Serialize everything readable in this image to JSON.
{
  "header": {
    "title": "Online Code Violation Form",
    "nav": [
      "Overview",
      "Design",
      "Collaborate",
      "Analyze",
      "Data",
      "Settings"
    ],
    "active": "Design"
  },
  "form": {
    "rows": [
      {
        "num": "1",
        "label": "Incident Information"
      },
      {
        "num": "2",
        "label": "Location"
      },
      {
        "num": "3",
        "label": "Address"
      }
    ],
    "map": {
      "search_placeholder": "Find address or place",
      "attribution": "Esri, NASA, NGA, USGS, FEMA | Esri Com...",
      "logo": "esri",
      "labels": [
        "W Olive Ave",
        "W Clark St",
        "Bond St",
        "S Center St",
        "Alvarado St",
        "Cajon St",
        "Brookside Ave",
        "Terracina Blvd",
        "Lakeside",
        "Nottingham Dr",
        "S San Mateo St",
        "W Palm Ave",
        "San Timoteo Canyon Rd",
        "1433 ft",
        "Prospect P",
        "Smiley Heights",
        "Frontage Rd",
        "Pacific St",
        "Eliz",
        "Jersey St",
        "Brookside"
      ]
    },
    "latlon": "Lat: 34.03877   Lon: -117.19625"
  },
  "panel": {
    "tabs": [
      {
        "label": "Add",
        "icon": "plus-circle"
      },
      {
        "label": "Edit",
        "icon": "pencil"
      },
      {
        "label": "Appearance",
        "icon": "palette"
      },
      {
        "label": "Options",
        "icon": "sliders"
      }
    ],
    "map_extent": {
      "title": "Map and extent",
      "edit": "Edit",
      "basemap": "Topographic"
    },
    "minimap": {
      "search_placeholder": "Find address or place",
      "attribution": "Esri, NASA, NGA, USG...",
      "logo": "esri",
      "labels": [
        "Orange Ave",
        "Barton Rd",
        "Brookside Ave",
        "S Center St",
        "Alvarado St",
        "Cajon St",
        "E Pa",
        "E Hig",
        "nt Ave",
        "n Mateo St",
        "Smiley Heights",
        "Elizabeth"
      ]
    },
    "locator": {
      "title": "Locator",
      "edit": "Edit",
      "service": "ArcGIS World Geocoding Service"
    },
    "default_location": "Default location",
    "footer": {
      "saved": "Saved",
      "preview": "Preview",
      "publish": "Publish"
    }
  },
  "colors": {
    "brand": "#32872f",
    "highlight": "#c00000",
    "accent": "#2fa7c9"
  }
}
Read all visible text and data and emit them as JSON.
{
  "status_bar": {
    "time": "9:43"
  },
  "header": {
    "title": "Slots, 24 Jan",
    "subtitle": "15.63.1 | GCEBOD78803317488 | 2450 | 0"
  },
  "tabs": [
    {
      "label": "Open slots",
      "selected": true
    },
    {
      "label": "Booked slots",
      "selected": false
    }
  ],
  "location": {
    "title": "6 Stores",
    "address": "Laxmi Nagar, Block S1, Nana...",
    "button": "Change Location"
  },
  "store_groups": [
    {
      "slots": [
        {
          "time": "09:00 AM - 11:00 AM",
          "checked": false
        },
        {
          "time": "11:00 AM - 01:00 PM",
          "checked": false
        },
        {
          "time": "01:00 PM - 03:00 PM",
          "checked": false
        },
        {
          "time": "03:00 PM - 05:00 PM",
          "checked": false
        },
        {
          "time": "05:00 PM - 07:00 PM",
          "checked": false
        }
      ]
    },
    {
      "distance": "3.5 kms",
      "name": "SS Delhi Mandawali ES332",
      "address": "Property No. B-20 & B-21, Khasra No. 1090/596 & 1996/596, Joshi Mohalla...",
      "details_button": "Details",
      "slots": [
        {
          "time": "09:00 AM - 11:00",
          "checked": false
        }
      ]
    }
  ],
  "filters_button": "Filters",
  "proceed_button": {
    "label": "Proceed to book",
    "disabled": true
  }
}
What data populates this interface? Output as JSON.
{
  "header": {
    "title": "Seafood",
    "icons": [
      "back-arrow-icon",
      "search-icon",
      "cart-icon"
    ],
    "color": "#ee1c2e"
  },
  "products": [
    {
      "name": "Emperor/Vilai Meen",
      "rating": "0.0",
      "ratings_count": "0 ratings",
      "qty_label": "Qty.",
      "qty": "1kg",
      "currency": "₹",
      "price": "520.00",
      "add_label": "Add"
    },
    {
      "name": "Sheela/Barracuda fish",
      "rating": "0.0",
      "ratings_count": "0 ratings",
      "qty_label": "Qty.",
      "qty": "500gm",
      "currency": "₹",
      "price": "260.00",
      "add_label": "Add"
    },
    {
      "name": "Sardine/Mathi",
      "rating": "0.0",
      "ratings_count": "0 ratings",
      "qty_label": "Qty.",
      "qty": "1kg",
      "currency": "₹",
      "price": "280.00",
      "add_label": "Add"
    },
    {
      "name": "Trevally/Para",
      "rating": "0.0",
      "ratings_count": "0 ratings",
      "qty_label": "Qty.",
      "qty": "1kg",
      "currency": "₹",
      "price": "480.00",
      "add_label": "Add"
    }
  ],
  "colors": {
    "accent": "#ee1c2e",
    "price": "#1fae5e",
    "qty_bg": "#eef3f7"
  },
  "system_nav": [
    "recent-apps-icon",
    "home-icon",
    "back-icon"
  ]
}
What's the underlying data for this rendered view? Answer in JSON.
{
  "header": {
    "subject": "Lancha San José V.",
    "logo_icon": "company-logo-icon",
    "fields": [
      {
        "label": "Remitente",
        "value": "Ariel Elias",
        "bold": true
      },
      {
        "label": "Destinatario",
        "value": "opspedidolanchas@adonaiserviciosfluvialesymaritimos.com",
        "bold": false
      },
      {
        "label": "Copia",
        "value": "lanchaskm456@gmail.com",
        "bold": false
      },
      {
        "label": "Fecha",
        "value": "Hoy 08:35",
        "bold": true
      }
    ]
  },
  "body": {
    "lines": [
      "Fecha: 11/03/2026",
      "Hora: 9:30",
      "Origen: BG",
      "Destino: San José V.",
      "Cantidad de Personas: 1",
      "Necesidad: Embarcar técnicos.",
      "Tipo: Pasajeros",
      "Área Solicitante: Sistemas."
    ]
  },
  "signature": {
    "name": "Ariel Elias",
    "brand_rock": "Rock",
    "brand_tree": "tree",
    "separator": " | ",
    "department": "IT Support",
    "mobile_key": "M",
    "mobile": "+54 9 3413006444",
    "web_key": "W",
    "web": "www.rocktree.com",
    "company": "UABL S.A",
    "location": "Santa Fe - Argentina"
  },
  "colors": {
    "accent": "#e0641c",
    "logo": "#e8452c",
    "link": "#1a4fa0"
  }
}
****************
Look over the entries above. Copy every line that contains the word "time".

    "time": "9:43"
          "time": "09:00 AM - 11:00 AM",
          "time": "11:00 AM - 01:00 PM",
          "time": "01:00 PM - 03:00 PM",
          "time": "03:00 PM - 05:00 PM",
          "time": "05:00 PM - 07:00 PM",
          "time": "09:00 AM - 11:00",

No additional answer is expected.